START Given records

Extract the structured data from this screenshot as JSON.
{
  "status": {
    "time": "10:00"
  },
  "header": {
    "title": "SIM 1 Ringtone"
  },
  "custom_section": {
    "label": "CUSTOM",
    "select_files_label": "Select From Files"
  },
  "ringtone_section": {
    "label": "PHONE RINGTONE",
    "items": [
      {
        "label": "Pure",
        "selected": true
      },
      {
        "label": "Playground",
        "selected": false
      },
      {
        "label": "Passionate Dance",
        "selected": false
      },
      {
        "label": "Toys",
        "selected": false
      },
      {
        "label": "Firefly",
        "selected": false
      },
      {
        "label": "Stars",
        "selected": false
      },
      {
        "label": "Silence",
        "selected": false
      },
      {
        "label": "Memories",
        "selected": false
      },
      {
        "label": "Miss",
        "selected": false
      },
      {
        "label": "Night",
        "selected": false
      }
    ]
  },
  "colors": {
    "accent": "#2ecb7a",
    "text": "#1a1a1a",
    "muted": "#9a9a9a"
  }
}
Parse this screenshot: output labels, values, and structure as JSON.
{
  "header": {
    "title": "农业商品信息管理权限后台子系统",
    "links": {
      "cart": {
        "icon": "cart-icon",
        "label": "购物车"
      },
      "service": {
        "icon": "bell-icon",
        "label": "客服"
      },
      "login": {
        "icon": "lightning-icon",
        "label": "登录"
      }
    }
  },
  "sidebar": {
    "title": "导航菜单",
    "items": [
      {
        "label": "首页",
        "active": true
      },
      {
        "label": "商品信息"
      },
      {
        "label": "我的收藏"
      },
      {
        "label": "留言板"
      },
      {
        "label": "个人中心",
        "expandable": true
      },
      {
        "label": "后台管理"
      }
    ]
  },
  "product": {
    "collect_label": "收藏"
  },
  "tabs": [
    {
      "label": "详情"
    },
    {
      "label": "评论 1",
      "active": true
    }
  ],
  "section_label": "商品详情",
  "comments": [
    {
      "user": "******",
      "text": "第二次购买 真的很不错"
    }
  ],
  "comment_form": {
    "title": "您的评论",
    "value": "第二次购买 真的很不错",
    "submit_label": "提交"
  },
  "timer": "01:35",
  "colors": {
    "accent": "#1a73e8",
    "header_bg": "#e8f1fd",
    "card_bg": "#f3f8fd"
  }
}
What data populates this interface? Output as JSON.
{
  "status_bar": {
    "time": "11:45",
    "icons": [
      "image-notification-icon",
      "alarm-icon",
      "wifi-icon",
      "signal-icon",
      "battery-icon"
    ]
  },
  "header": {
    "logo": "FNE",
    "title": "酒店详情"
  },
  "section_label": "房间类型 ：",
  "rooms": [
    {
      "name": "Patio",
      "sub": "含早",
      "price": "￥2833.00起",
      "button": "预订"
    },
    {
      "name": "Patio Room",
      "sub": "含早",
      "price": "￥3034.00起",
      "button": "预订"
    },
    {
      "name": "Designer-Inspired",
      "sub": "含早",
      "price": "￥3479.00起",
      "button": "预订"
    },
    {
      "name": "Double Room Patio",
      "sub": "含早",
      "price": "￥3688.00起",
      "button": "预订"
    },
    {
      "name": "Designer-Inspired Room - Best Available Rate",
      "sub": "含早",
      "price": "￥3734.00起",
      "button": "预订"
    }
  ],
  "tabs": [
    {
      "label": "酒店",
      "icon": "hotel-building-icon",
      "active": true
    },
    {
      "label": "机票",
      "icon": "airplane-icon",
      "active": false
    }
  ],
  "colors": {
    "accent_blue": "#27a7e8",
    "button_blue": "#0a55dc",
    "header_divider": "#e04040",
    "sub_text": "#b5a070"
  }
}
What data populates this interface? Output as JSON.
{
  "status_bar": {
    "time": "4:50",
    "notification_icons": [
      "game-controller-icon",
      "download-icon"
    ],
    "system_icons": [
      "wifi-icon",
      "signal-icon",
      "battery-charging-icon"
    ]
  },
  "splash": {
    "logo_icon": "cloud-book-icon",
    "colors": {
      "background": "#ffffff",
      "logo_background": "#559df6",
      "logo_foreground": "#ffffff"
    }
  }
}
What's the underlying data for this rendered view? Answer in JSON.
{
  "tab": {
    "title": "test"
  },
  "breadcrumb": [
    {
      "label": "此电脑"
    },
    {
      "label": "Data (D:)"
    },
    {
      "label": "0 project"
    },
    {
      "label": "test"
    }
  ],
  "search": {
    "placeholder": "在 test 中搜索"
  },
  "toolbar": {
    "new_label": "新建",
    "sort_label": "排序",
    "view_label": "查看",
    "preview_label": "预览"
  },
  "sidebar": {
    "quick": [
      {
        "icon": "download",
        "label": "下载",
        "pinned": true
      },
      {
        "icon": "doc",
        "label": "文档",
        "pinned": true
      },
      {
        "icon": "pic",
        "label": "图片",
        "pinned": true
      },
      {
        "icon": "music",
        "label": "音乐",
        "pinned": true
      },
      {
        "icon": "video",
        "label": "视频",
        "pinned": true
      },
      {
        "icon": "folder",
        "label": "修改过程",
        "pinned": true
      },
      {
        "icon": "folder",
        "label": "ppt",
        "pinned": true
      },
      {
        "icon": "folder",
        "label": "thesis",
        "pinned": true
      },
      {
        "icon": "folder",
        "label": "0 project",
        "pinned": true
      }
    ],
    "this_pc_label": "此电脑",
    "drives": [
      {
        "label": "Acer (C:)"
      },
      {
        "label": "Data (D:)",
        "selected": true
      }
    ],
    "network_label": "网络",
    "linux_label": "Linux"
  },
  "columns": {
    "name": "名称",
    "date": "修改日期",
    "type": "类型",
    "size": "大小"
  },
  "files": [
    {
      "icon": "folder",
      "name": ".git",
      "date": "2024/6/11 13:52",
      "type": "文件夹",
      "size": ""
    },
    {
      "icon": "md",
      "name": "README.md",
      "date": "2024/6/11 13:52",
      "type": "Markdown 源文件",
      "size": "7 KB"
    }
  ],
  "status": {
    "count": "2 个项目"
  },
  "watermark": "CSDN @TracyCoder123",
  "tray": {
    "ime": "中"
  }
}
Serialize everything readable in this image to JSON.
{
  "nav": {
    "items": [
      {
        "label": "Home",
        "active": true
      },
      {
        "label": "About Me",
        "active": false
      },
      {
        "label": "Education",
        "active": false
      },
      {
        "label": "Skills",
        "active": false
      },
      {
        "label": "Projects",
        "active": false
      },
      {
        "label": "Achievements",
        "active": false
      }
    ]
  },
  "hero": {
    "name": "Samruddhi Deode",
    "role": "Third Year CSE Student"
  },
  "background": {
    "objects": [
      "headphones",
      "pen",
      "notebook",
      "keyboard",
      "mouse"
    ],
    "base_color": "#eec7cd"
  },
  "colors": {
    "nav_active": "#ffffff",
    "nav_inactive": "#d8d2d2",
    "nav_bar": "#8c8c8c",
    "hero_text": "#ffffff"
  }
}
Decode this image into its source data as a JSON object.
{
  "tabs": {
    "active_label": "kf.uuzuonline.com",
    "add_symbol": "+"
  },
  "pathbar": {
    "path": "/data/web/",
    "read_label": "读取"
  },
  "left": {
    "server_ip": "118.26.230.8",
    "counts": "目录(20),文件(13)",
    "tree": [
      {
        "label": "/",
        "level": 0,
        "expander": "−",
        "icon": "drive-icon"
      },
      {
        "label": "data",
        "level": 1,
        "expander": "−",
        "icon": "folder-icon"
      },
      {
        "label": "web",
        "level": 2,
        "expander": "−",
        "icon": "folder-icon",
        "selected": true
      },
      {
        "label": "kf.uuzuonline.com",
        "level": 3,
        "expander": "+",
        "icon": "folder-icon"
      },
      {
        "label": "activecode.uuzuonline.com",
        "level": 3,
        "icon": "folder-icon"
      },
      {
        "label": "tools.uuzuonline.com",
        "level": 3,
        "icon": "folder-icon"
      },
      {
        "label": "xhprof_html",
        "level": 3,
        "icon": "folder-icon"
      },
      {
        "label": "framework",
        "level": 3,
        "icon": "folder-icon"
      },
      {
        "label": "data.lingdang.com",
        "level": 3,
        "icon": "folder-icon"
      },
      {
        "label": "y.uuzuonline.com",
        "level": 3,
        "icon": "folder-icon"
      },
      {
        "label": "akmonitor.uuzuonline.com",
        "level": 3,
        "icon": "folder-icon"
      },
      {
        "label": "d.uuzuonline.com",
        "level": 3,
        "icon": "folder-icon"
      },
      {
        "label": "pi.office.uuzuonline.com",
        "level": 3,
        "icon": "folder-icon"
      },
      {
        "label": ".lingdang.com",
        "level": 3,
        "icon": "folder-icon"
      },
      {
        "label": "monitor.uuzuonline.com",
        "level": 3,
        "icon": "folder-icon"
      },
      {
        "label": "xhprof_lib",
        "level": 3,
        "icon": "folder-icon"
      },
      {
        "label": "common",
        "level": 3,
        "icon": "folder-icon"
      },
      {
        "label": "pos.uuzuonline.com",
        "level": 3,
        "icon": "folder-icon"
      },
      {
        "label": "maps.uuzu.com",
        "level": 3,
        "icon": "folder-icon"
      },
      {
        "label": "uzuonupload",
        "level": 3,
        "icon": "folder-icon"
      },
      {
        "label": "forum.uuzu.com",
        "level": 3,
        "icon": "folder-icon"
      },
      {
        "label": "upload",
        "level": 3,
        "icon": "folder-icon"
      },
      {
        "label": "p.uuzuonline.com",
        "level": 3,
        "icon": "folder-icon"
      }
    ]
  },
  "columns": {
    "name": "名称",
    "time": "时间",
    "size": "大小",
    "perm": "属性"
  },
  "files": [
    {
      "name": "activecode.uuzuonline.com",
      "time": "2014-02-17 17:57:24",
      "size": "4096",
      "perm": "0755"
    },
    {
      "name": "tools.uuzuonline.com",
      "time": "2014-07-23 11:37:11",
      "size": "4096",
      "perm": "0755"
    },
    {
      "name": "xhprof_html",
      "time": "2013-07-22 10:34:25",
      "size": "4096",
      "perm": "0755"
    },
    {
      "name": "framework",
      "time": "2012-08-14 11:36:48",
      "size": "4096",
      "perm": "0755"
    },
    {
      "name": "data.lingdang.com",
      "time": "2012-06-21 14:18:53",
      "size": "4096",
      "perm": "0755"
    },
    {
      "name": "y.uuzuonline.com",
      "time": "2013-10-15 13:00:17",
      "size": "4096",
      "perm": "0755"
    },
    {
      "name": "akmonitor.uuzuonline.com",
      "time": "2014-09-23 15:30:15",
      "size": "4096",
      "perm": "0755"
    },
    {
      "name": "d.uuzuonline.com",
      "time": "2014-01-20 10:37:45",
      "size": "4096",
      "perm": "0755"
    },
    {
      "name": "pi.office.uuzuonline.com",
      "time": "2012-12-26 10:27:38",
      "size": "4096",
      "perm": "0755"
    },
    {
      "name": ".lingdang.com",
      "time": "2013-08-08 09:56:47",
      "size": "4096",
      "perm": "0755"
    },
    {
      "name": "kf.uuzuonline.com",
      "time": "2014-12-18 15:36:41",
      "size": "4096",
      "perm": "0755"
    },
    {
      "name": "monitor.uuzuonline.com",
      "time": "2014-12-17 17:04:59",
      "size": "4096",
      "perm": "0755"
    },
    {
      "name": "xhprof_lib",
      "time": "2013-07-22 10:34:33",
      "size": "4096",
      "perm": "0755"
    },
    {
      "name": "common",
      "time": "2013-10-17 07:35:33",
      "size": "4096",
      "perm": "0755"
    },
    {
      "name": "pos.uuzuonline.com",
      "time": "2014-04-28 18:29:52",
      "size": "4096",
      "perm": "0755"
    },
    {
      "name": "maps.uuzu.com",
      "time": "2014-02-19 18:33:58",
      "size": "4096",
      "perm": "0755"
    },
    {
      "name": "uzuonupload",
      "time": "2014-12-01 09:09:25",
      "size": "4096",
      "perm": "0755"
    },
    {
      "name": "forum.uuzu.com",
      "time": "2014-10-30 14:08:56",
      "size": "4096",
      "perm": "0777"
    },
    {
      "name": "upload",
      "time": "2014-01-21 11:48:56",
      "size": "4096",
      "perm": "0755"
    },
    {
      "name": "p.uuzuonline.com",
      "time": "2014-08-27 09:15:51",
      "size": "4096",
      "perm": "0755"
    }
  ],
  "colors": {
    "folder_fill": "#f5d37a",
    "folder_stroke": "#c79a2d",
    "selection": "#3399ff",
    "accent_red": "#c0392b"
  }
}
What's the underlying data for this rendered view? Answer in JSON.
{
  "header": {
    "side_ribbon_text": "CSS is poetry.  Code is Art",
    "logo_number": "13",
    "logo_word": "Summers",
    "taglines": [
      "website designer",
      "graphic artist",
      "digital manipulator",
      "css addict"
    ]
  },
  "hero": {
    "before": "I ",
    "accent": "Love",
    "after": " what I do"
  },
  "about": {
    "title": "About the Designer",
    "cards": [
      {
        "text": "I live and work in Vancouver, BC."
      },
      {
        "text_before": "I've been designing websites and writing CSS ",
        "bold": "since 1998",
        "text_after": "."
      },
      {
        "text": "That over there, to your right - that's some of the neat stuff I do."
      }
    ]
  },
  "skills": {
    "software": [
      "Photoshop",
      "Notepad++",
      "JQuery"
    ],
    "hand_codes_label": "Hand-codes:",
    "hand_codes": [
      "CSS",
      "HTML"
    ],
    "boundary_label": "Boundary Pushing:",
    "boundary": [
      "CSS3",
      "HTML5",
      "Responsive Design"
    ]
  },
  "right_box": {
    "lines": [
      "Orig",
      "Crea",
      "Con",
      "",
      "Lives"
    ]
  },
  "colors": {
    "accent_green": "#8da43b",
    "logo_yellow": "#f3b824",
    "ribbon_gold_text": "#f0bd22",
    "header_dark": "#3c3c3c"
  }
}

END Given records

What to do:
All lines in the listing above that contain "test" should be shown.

Answer box:
    "title": "test"
      "label": "test"
    "placeholder": "在 test 中搜索"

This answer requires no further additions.